The name means “house of God,” but it is more like a mountain peak. When I was living at home, on clear days, sometimes I could see the gorgeous snow-capped peaks of Lebanon far in the distance. I imagined that from the top of one of those mountains you could see the whole world.
Bethel is a spiritual Mr. Hermon. It is a moment, given in God’s grace and timing, when a person gets a clear, strong vision of God. You get a vision of life as it ought to be, as it can be at its best and most promising. God summons you; you can almost hear His voice audibly.
Here’s my advice about Bethel: Don’t dwell on the feelings. Feelings go away very soon. And don’t put conditions on God – if, if, if. If starts with “I,” it means you are Jacobing God for all you can get.
What could be the turning point in your life, becomes another sad episode of selfishness and frustration. As it turns out, God was very patient with me. He kept His word even though I couldn’t give mine.
I suppose He will do the same for you, but I won’t guarantee it.
Questions for Reflection:
- Notice that Genesis 28:20-22 tells us that Jacob made a vow to God. This is the second time that Jacob has made a vow. How does this vow represent a progression in Jacob’s spiritual growth? What is strong and weak about this vow?
- Have you had a Bethel experience like Jacob? How was your situation, your reaction to God and your vow similar to and different than Jacob’s?
Miss the previous entry in the Jacob Journal? Catch up by checking out Part 5 in this series.
About the Author
The 21st century author of this journal is Mike Baird, PhD, retired professor of Christian studies. The ideas and insights found here come from a life lived, not from a fantasy world. It is his prayer that you will see yourself mirrored in some of Jacob’s struggles and decisions, and that you will discover the timeless spiritual resources which Scripture and the Holy Spirit speaking through it have made available to us.
Dr. Baird originates from Glendale, AZ. He received his BA at Grand Canyon College (now GCU). His MDiv and PhD were completed at Southwestern Baptist Theology Seminary, Fort Worth, TX (Go Cowboys!). He and his wife have three children and five grandchildren.
He has enjoyed teaching college students for the last 35 years.

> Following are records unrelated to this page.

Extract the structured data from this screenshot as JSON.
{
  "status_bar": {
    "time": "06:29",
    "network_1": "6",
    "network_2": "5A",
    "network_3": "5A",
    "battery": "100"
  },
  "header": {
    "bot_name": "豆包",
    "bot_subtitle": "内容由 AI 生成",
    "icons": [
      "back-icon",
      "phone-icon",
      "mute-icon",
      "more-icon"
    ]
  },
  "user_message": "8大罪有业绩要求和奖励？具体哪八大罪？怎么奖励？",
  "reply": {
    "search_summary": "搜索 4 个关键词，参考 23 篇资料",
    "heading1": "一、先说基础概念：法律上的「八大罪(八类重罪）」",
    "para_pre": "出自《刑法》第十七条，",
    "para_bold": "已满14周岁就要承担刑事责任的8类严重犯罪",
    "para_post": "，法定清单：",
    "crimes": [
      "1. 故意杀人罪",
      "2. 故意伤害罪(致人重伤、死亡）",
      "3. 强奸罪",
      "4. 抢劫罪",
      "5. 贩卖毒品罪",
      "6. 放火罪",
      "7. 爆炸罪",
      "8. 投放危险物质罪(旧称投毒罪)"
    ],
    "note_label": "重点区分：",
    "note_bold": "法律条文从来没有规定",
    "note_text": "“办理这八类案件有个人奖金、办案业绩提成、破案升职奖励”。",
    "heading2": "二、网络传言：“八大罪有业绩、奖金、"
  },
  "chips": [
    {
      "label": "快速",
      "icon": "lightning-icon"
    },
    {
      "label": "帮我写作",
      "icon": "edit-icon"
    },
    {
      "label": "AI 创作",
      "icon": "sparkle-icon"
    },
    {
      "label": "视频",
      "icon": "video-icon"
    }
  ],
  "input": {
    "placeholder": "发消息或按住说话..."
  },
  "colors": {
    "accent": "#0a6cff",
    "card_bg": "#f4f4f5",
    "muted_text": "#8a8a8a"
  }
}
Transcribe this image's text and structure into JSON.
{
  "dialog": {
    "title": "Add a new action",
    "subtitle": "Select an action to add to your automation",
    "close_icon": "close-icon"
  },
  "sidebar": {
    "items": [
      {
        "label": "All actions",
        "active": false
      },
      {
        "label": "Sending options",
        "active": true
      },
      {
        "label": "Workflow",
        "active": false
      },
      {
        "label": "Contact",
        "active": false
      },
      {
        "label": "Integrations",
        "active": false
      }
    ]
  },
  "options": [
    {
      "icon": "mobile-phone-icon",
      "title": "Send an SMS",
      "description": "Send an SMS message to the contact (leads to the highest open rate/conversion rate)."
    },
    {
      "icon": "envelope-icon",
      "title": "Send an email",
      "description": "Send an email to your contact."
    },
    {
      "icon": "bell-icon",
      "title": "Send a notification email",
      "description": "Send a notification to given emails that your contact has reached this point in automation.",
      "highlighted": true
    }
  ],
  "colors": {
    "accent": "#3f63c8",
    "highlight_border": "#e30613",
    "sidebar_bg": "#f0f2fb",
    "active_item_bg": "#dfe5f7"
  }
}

He is a member of First Southern Baptist Church, where he teaches a Bible study class on Sunday mornings and sings in the choir.
What he has enjoyed greatly over the years is participating in the Ethington Theatre Series as a guest actor. He has been in 27 productions, his favorites being the Shakespeare productions.
He encourages students to use their time at GCU to clarify and sharpen their sense of calling. You are here to equip for the work of the Kingdom. Don’t squander the opportunity.
The views and opinions expressed in this article are those of the author’s and do not necessarily reflect the official policy or position of Grand Canyon University.